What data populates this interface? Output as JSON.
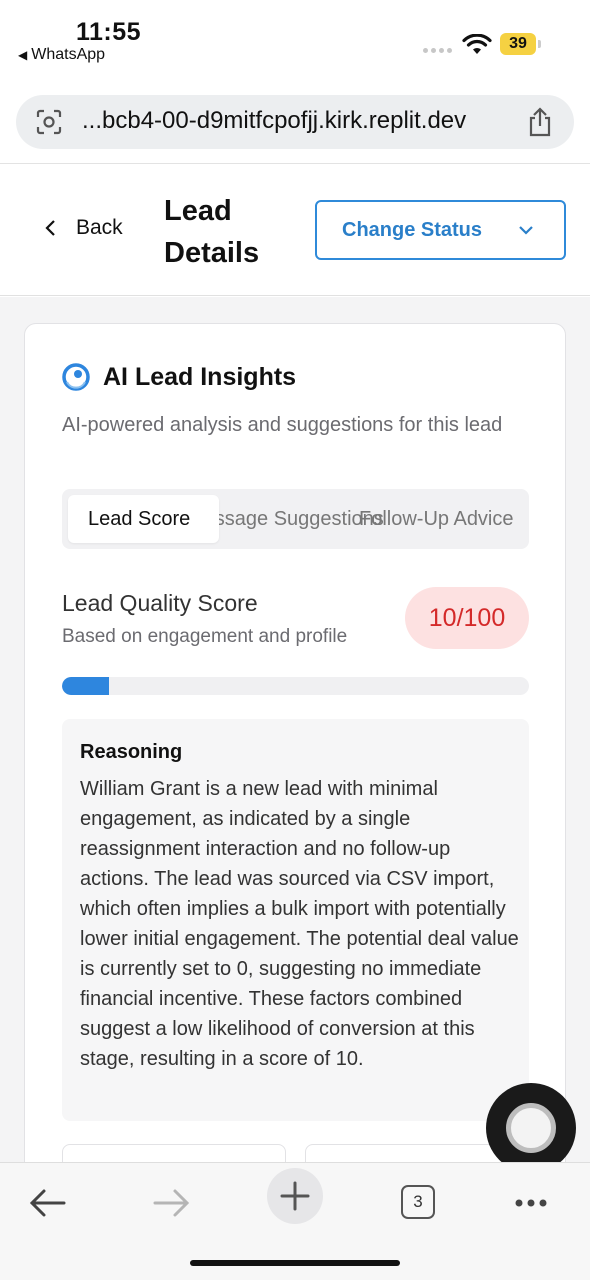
{
  "status_bar": {
    "time": "11:55",
    "back_app": "WhatsApp",
    "battery": "39"
  },
  "browser": {
    "url": "...bcb4-00-d9mitfcpofjj.kirk.replit.dev",
    "tab_count": "3"
  },
  "header": {
    "back_label": "Back",
    "title": "Lead Details",
    "change_status_label": "Change Status"
  },
  "insights": {
    "title": "AI Lead Insights",
    "description": "AI-powered analysis and suggestions for this lead",
    "tabs": [
      {
        "label": "Lead Score"
      },
      {
        "label": "Message Suggestions"
      },
      {
        "label": "Follow-Up Advice"
      }
    ],
    "active_tab": 0,
    "score": {
      "title": "Lead Quality Score",
      "subtitle": "Based on engagement and profile",
      "value_label": "10/100",
      "value": 10,
      "max": 100
    },
    "reasoning": {
      "title": "Reasoning",
      "text": "William Grant is a new lead with minimal engagement, as indicated by a single reassignment interaction and no follow-up actions. The lead was sourced via CSV import, which often implies a bulk import with potentially lower initial engagement. The potential deal value is currently set to 0, suggesting no immediate financial incentive. These factors combined suggest a low likelihood of conversion at this stage, resulting in a score of 10."
    }
  },
  "colors": {
    "accent": "#2e86de",
    "badge_bg": "#fde1e1",
    "badge_text": "#d42a2a"
  },
  "icons": {
    "insights": "ai-brain-icon",
    "back": "chevron-left-icon",
    "dropdown": "chevron-down-icon",
    "toolbar": [
      "arrow-left-icon",
      "arrow-right-icon",
      "plus-icon",
      "tabs-icon",
      "more-icon"
    ]
  }
}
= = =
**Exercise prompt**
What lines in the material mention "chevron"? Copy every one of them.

**Result of the task**
    "back": "chevron-left-icon",
    "dropdown": "chevron-down-icon",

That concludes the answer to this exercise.